After I recorded several programs, I returned to the EyeHome in my living room, and the newly recorded content was waiting for me, listed in the order I recorded it, to play on my big screen. The audio and video quality were pretty much on par with a standard-def digital cable signal.
As for the A/V quality on the Mac itself, that's dictated by your monitor and your Mac's processing prowess and audio/video cards. The audio was distractingly choppy through my PowerBook's standard-issue audio card. The G5 comes with higher-end cards, and it reproduced everything smoothly and cleanly; however, my old-school Sony CRT display still gave the video that mushy quality most of us expect from a computer.
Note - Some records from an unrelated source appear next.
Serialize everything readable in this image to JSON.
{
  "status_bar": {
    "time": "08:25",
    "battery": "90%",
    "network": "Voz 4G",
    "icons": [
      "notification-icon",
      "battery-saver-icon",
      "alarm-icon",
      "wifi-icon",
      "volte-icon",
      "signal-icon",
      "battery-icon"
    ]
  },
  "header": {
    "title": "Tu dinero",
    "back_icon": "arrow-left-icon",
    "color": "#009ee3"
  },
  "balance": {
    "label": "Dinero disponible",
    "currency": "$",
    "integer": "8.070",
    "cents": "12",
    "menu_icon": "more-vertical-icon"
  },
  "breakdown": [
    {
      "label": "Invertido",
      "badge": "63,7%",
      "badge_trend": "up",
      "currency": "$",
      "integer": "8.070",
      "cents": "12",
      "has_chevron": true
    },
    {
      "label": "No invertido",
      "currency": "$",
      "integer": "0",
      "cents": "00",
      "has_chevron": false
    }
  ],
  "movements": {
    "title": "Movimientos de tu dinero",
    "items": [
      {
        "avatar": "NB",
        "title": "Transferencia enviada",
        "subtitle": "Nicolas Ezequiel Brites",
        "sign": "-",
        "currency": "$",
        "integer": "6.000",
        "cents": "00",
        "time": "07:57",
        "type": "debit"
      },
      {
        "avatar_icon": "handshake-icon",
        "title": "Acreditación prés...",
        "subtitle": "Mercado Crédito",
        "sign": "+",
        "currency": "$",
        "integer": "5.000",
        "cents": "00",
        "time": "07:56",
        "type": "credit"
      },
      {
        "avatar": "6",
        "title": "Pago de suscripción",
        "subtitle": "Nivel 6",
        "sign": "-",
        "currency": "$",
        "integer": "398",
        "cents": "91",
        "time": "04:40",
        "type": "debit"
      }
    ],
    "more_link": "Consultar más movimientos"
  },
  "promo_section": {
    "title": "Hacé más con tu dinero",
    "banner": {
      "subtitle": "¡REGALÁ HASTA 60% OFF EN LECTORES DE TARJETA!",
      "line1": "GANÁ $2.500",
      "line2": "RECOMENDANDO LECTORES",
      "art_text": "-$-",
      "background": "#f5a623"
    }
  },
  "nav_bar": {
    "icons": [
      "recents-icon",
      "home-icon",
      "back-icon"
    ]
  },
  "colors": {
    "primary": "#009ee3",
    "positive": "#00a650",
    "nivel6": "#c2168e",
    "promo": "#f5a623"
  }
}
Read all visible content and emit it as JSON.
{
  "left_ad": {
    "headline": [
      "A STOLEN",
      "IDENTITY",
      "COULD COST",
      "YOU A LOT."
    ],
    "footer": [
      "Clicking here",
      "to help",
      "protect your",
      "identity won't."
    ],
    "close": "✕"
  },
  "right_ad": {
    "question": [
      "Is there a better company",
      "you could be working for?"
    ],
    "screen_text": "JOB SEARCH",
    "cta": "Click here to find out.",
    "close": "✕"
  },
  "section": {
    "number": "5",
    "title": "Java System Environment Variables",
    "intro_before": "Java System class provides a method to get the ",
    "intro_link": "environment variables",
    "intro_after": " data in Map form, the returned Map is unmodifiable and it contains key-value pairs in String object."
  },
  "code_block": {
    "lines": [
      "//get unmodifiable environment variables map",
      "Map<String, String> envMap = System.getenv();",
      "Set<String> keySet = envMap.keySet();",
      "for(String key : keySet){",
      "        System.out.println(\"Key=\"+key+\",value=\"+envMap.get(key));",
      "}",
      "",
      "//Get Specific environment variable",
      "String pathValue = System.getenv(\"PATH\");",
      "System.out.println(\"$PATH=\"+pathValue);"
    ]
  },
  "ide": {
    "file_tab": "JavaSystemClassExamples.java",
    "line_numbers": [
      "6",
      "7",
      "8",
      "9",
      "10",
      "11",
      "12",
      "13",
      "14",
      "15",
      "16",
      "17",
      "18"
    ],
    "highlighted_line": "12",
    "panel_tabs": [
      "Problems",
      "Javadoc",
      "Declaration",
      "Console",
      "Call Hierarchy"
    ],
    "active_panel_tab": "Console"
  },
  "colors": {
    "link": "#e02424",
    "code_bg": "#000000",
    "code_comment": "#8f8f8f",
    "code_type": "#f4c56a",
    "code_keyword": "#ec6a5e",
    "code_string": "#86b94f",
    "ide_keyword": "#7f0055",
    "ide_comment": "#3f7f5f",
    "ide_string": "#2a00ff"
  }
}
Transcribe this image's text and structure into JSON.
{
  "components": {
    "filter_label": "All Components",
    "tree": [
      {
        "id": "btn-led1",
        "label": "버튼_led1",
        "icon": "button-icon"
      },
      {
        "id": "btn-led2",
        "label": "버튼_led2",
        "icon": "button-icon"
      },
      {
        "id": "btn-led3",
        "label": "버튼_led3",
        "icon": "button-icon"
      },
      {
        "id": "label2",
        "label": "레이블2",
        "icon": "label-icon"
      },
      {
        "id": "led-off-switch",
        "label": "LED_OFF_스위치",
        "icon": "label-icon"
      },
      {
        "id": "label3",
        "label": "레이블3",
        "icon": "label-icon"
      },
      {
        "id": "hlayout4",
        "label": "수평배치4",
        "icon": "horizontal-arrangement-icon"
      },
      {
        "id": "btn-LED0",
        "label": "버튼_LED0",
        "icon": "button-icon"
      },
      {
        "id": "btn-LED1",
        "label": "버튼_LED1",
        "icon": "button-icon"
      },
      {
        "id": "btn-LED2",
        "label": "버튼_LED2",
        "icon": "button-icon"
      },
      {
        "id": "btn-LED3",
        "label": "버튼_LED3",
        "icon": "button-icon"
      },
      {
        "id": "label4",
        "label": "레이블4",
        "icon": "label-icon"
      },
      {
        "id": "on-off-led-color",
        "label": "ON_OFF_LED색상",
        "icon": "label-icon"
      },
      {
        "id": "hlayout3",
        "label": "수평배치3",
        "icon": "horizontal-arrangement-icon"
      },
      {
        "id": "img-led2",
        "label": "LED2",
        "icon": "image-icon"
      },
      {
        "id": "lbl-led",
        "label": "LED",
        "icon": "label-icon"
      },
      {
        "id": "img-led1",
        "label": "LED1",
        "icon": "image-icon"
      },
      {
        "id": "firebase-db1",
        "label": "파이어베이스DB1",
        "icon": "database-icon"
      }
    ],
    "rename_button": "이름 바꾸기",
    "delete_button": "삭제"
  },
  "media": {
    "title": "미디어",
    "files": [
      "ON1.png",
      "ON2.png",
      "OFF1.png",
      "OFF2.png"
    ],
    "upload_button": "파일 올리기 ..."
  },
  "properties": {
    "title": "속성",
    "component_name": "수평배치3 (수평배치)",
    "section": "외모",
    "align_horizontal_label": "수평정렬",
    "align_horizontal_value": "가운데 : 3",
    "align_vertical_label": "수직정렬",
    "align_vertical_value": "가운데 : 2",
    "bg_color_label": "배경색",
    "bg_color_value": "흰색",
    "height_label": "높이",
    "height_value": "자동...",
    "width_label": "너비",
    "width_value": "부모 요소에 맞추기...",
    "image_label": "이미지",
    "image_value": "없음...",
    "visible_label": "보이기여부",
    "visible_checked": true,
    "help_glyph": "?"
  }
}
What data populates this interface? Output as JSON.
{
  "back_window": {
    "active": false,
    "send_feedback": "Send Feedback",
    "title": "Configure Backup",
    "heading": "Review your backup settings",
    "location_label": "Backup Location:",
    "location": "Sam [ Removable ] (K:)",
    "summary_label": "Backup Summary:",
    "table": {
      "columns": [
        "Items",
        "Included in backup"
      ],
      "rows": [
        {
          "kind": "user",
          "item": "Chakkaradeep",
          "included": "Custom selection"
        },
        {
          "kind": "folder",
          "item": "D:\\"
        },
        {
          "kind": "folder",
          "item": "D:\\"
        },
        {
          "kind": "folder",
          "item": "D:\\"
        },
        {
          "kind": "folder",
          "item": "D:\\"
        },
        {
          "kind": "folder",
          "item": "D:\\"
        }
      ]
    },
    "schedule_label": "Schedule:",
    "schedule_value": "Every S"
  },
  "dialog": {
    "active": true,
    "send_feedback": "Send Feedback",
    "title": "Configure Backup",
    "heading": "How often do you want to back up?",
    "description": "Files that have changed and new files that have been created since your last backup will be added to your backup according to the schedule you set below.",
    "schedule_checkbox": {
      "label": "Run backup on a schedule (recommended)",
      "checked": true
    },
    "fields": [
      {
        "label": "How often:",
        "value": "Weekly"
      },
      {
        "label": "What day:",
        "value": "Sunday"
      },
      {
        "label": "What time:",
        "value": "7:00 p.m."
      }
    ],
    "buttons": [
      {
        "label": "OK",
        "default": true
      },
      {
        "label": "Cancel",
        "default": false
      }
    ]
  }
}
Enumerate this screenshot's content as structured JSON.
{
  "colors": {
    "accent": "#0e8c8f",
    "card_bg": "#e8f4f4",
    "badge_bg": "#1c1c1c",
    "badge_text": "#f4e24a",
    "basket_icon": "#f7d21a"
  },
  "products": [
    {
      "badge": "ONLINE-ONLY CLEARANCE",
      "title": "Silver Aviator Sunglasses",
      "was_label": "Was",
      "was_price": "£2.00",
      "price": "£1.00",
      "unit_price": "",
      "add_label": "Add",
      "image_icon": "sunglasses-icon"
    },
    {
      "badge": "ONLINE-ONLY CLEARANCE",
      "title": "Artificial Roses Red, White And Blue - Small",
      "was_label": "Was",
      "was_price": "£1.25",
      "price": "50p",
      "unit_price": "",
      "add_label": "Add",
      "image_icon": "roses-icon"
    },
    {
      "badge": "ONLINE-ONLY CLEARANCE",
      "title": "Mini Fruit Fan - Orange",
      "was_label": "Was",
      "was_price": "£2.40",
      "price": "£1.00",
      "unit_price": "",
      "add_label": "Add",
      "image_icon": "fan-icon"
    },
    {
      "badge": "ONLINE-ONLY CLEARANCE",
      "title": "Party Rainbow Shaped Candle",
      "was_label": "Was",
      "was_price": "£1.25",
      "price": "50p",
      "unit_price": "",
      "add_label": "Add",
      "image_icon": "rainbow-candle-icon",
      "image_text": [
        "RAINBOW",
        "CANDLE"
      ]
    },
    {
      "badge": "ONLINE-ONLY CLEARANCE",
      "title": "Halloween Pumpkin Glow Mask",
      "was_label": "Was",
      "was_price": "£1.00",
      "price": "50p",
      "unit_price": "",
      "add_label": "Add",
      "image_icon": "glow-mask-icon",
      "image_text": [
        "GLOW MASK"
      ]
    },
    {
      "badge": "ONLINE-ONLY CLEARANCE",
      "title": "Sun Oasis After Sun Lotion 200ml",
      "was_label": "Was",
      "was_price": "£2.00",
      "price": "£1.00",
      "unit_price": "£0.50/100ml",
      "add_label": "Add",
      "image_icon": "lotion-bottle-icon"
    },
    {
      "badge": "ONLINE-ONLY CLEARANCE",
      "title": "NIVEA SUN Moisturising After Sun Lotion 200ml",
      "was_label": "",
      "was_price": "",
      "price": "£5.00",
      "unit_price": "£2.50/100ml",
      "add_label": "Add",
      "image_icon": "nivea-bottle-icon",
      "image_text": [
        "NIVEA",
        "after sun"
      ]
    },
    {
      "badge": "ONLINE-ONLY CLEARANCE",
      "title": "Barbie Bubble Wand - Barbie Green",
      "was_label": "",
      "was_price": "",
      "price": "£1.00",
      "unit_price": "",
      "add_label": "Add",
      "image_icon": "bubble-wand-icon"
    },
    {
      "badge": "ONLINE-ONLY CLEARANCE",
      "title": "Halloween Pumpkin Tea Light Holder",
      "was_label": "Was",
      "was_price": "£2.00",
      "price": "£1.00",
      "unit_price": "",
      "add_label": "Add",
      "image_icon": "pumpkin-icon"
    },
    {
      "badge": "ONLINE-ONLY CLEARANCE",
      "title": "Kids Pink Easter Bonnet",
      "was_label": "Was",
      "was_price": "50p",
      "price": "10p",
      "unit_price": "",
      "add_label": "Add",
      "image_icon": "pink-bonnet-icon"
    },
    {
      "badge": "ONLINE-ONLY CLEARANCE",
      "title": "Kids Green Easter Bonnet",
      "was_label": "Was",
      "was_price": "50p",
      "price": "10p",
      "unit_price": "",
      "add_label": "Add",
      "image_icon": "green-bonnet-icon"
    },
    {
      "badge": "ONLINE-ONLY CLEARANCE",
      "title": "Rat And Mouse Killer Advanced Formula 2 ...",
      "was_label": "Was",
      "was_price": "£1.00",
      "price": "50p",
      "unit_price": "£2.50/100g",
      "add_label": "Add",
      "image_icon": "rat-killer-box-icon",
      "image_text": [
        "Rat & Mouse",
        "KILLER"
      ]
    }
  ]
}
In other words, it performed OK but didn't compare with what I could get from a standalone device in my A/V system. If you're an average Mac user with an average system, you probably won't get much benefit from the EyeTV 200. However, if you're a Mac enthusiast who has endowed your machine with the best internals and peripherals that money can buy, the EyeTV 200 is an excellently affordable way to add cool (albeit limited) DVR and tuning functionality.
Combine it with the EyeHome, and you've got yourself a multiroom A/V distribution system for less than $500. Maybe there's something to this IP thing, after all.
• The only Mac-dedicated digital media player, with access to music, movies, and photos
• Inexpensive multiroom, server, and DVR solutions
HD on the Mac
Elgato also offers an HDTV version of the EyeTV, the EyeTV 500. When I attempted to pull in ATSC signals using the EyeTV 500 box and a Terk HDTVi indoor antenna, I never successfully tuned in all of the major over-the-air stations (NBC, ABC, CBS, Fox, PBS, the WB, and UPN) at the same time, regardless of where I placed the antenna in my apartment.
Once you do tune in signals, the EyeTV 500's functionality is basically identical to that of the EyeTV 200, with one important exception: While your EyeTV 500 recordings will appear in your EyeHome's menu, you can't view them. Buried in the FAQ section of Elgato's Website is the rather important fact that the EyeHome can't receive a video signal higher than 480p, so it's incompatible with HD signals. You can set the EyeHome's output for 720p to 1080i to match your display, but you can't receive anything higher than 480p.
As with the EyeTV 200, the audio and video quality depend on your Mac and display. As expected, I got the best results with my G5: The picture was smooth and clean, but it still didn't compare with the color fidelity and resolution I get in my home theater. The EyeTV 500 is definitely intended for the ultimate Mac enthusiast with the ultimate Mac system.